>>>

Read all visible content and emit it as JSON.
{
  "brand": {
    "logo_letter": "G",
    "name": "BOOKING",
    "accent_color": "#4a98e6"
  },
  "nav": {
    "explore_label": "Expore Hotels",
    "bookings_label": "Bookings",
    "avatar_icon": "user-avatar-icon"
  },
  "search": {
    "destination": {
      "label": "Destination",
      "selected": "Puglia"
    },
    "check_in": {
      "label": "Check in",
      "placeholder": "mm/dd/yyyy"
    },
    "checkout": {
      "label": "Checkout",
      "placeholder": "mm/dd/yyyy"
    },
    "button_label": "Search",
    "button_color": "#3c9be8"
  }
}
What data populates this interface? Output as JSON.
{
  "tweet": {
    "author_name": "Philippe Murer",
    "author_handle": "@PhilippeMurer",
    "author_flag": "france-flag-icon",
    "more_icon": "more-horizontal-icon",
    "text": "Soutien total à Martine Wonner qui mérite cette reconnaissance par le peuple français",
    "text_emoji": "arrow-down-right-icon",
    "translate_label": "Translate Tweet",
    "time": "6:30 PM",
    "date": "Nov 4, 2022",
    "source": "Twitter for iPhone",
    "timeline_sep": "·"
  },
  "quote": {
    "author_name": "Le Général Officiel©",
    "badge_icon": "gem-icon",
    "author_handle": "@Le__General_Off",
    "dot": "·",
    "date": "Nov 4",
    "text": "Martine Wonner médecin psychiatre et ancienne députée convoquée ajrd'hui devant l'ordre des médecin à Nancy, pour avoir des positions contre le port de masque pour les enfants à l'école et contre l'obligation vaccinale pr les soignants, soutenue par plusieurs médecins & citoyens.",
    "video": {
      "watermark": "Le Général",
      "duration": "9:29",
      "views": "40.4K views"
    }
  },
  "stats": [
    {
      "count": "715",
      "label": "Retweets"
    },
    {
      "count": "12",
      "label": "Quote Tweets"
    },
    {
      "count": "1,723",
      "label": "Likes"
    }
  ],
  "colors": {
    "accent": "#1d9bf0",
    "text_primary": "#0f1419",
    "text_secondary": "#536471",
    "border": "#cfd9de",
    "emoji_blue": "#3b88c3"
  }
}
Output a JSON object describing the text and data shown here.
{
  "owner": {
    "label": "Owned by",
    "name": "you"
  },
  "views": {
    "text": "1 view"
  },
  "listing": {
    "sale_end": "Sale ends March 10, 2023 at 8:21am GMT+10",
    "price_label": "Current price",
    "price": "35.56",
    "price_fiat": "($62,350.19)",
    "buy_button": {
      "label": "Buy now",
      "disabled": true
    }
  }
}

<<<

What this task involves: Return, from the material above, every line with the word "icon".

Response to this exercise:
    "avatar_icon": "user-avatar-icon"
    "author_flag": "france-flag-icon",
    "more_icon": "more-horizontal-icon",
    "text_emoji": "arrow-down-right-icon",
    "badge_icon": "gem-icon",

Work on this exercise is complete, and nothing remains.